Even with the ease of borrowing from your 401(k) plan, he said, a failure to repay your loan with not only result in a tax bill on the borrowed amount, but a 10 percent penalty for early withdrawal. Also, don't forget the opportunity cost of how much your money could have earned had you left it in the account.

Many brides- and grooms-to-be these days have a better option. With more Americans waiting to getting married later in life, and thousands heading back down the aisle for a second time, many already own homes from which they can draw funds.

Home equity loans are increasingly used to pay for expenses other than home improvement projects.

"I like individuals to use a home equity line of credit as opposed to a home equity loan, or second mortgage," Means said. "The advantage of an equity line of credit is that you don't pay interest on anything other than what you use. You could have a $20,000 line of credit, but if you only borrowed $5,000 you'll only owe interest on that."

Interest on both home equity loans and lines of credit is tax deductible and the rate you'll pay right now is about 6.75 percent to 7.5 percent, since your home is used as collateral.

Banks like Rock Financial, a division of the Quicken Loans company, even offer quick cash loans designed to help homeowners tap into their equity in 24-hours. Quicken is a CNNfn partner.

Such loans require no appraisal of the home and allow qualifying customers to borrow up to $35,000. "This is a niche product that helps to solve problems," said Stephen Luigi Piazza, a spokesman for Rock Financial.

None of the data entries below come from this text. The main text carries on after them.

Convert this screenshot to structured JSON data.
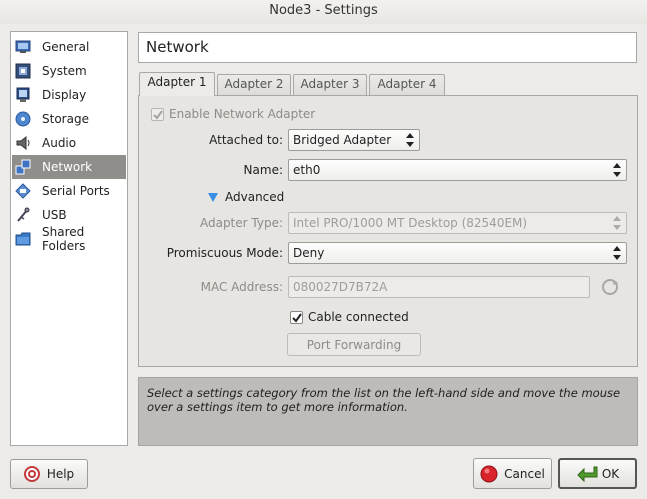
{
  "window": {
    "title": "Node3 - Settings"
  },
  "sidebar": {
    "items": [
      {
        "label": "General",
        "icon": "general-icon"
      },
      {
        "label": "System",
        "icon": "system-icon"
      },
      {
        "label": "Display",
        "icon": "display-icon"
      },
      {
        "label": "Storage",
        "icon": "storage-icon"
      },
      {
        "label": "Audio",
        "icon": "audio-icon"
      },
      {
        "label": "Network",
        "icon": "network-icon",
        "selected": true
      },
      {
        "label": "Serial Ports",
        "icon": "serial-ports-icon"
      },
      {
        "label": "USB",
        "icon": "usb-icon"
      },
      {
        "label": "Shared Folders",
        "icon": "shared-folders-icon"
      }
    ]
  },
  "page": {
    "title": "Network"
  },
  "tabs": [
    {
      "label": "Adapter 1",
      "active": true
    },
    {
      "label": "Adapter 2"
    },
    {
      "label": "Adapter 3"
    },
    {
      "label": "Adapter 4"
    }
  ],
  "adapter": {
    "enable_label": "Enable Network Adapter",
    "enable_checked": true,
    "attached_label": "Attached to:",
    "attached_value": "Bridged Adapter",
    "name_label": "Name:",
    "name_value": "eth0",
    "advanced_label": "Advanced",
    "type_label": "Adapter Type:",
    "type_value": "Intel PRO/1000 MT Desktop (82540EM)",
    "promisc_label": "Promiscuous Mode:",
    "promisc_value": "Deny",
    "mac_label": "MAC Address:",
    "mac_value": "080027D7B72A",
    "cable_label": "Cable connected",
    "cable_checked": true,
    "port_forwarding_label": "Port Forwarding"
  },
  "info": {
    "text": "Select a settings category from the list on the left-hand side and move the mouse over a settings item to get more information."
  },
  "buttons": {
    "help": "Help",
    "cancel": "Cancel",
    "ok": "OK"
  },
  "colors": {
    "selected_bg": "#908e8a",
    "info_bg": "#bdbcb9",
    "advanced_triangle": "#3a8ee6"
  }
}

"What we've noticed is that 40 percent of our customers (using these loans) have been married before and they already have real estate equity," he said. "They can move from two houses to one and get their wedding taken care of in the meantime." graphic